The Windows 8 operating system isn’t yet available but Microsoft’s CEO has already made some bold and rather ambitious predictions.
During a conference in South Korea, Steve Ballmer spoke of a "rebirth" for Microsoft’s Windows operating system with the release of Windows 8. He believes that there will be up to 500 million users on Windows 8 in 2013.
For Steve Ballmer, who was recently named in a Forbes ranking as the world’s worst CEO and most deserving to be fired, Windows 8 will be the "best economic opportunity for hardware manufacturers and application developers" who adopt the system.
On the eve of the most important product launch ever undertaken by the software giant, it is hard to imagine the CEO saying anything but. Windows 8 will be available on a wide range of products ranging from desktop computers, laptops and tablets. This third field is particularly in fashion and Microsoft doesn’t want to miss out by being absent from the market. This is one of the biggest criticisms levelled against Steve Ballmer.
The future operating system is particularly cloud oriented, using the SkyDrive and Windows Store for Metro style applications. According to the visionary Ballmer, only a few companies will dominate the cloud computing industry in the near future – notably through their platforms which will provide developers with the opportunity to innovate.
During the conference in Seoul, Steve Ballmer also indicated that Microsoft will soon launch a version of Skype for Windows 8.
Steve Ballmer took some risk in announcing that 500 million users would be on Windows 8 by the end of 2013, especially since its commercial release will only be in early 2012. He is likely mixing the users up with the number of sold licenses.
As a comparison, he anticipated that 350 million copies of Windows 7 would be sold in 2012 alone.
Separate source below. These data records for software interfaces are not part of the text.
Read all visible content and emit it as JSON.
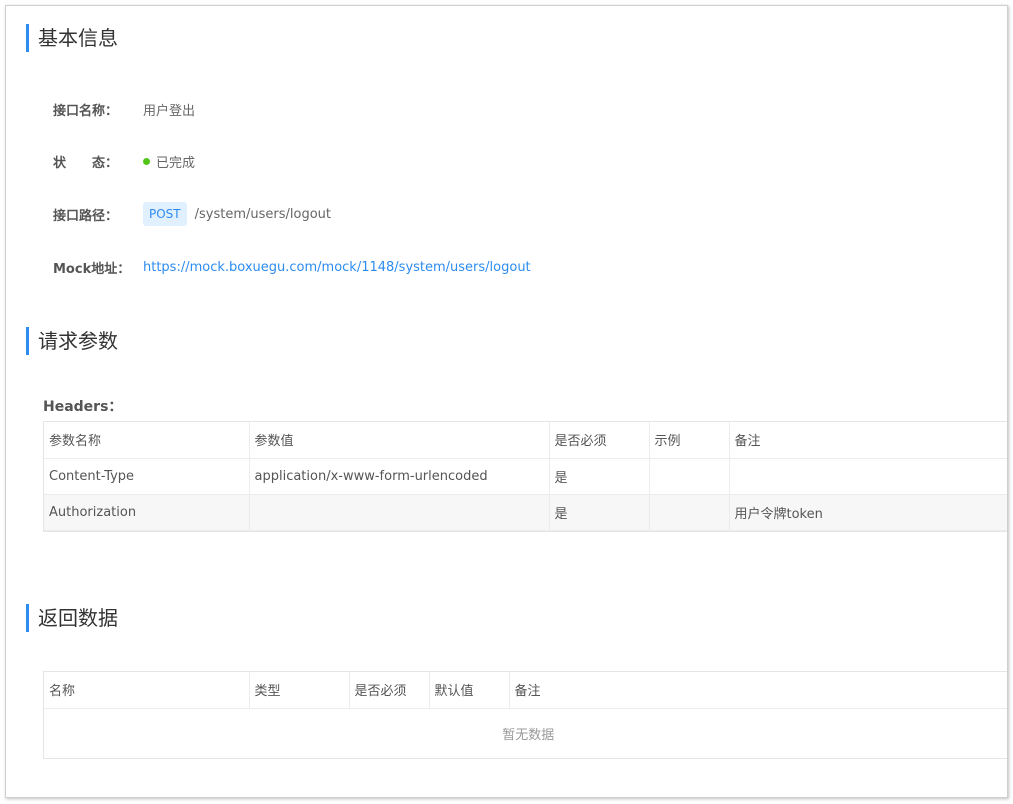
{
  "sections": {
    "basic_info": "基本信息",
    "request_params": "请求参数",
    "response_data": "返回数据"
  },
  "basic_info": {
    "name_label": "接口名称：",
    "name_value": "用户登出",
    "status_label": "状　　态：",
    "status_value": "已完成",
    "status_color": "#52c41a",
    "path_label": "接口路径：",
    "method": "POST",
    "path": "/system/users/logout",
    "mock_label": "Mock地址：",
    "mock_url": "https://mock.boxuegu.com/mock/1148/system/users/logout"
  },
  "headers": {
    "title": "Headers：",
    "columns": [
      "参数名称",
      "参数值",
      "是否必须",
      "示例",
      "备注"
    ],
    "rows": [
      [
        "Content-Type",
        "application/x-www-form-urlencoded",
        "是",
        "",
        ""
      ],
      [
        "Authorization",
        "",
        "是",
        "",
        "用户令牌token"
      ]
    ]
  },
  "response": {
    "columns": [
      "名称",
      "类型",
      "是否必须",
      "默认值",
      "备注"
    ],
    "empty_text": "暂无数据"
  },
  "colors": {
    "accent": "#2d8cf0",
    "method_tag_bg": "#e1f0ff"
  }
}
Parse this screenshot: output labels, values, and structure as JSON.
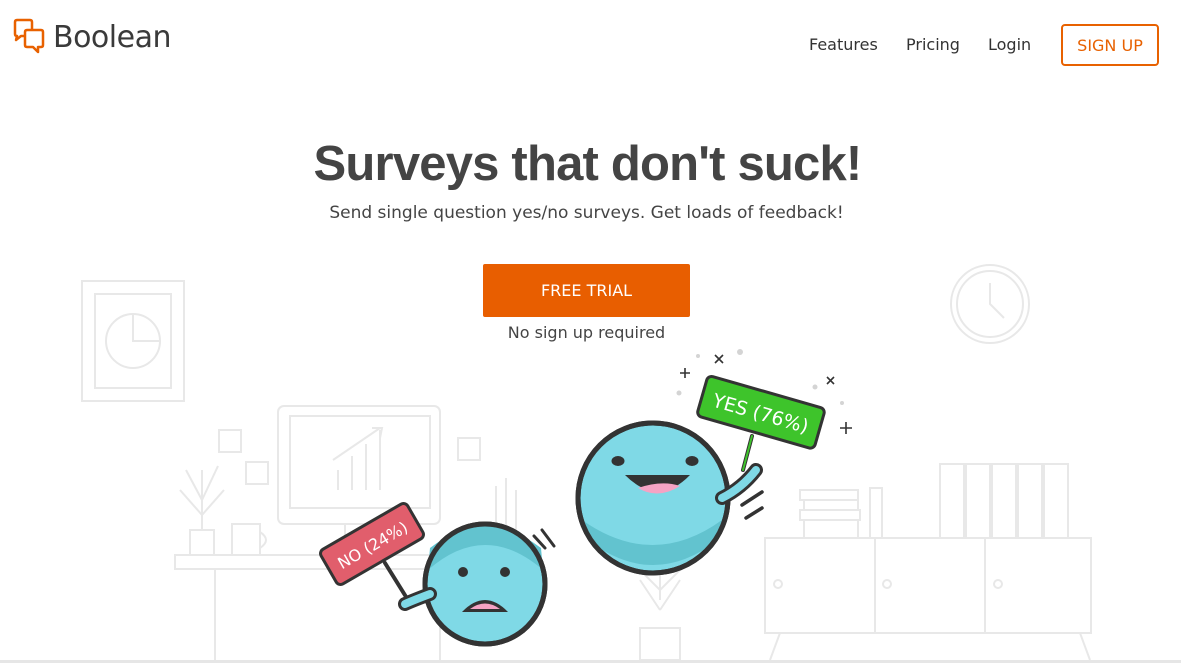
{
  "brand": {
    "name": "Boolean",
    "accent": "#e86100",
    "text_color": "#444444"
  },
  "nav": {
    "features": "Features",
    "pricing": "Pricing",
    "login": "Login",
    "signup": "SIGN UP"
  },
  "hero": {
    "title": "Surveys that don't suck!",
    "subtitle": "Send single question yes/no surveys. Get loads of feedback!",
    "cta": "FREE TRIAL",
    "cta_note": "No sign up required"
  },
  "illustration": {
    "yes_sign": "YES (76%)",
    "no_sign": "NO (24%)",
    "yes_color": "#3ec42b",
    "no_color": "#e15e6c",
    "character_color": "#7fd9e6"
  }
}
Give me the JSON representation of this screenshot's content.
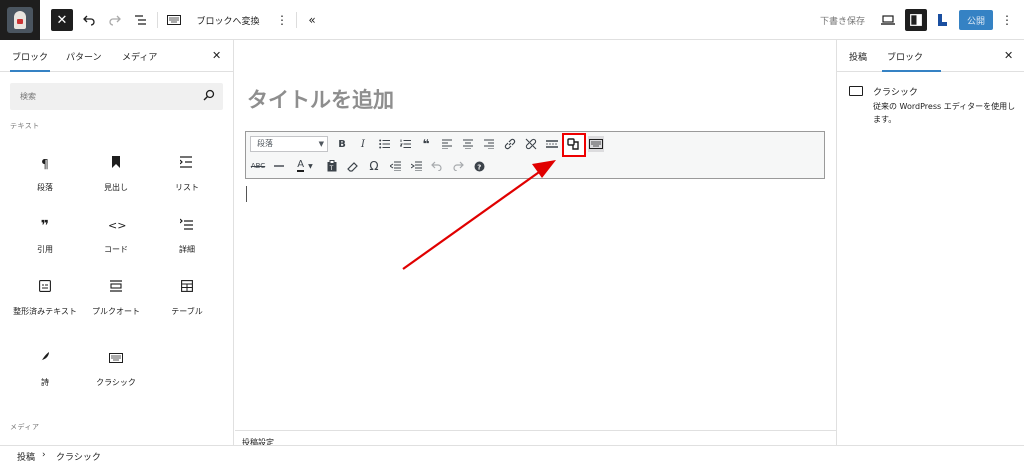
{
  "topbar": {
    "convert_label": "ブロックへ変換",
    "save_draft": "下書き保存",
    "publish": "公開"
  },
  "left_panel": {
    "tabs": [
      "ブロック",
      "パターン",
      "メディア"
    ],
    "search_placeholder": "検索",
    "categories": {
      "text": "テキスト",
      "media": "メディア"
    },
    "blocks": [
      {
        "label": "段落",
        "icon": "paragraph-icon"
      },
      {
        "label": "見出し",
        "icon": "bookmark-icon"
      },
      {
        "label": "リスト",
        "icon": "list-icon"
      },
      {
        "label": "引用",
        "icon": "quote-icon"
      },
      {
        "label": "コード",
        "icon": "code-icon"
      },
      {
        "label": "詳細",
        "icon": "details-icon"
      },
      {
        "label": "整形済みテキスト",
        "icon": "preformatted-icon"
      },
      {
        "label": "プルクオート",
        "icon": "pullquote-icon"
      },
      {
        "label": "テーブル",
        "icon": "table-icon"
      },
      {
        "label": "詩",
        "icon": "verse-icon"
      },
      {
        "label": "クラシック",
        "icon": "keyboard-icon"
      }
    ]
  },
  "editor": {
    "title_placeholder": "タイトルを追加",
    "format_select": "段落",
    "post_settings": "投稿設定"
  },
  "right_panel": {
    "tabs": [
      "投稿",
      "ブロック"
    ],
    "block_name": "クラシック",
    "block_desc": "従来の WordPress エディターを使用します。"
  },
  "footer": {
    "crumbs": [
      "投稿",
      "クラシック"
    ]
  },
  "colors": {
    "accent": "#3582c4",
    "highlight": "#e00000"
  }
}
Windows 8 does cover a wider range of devices than its predecessor, but it does appear that it has been designed to attract home users more than enterprise.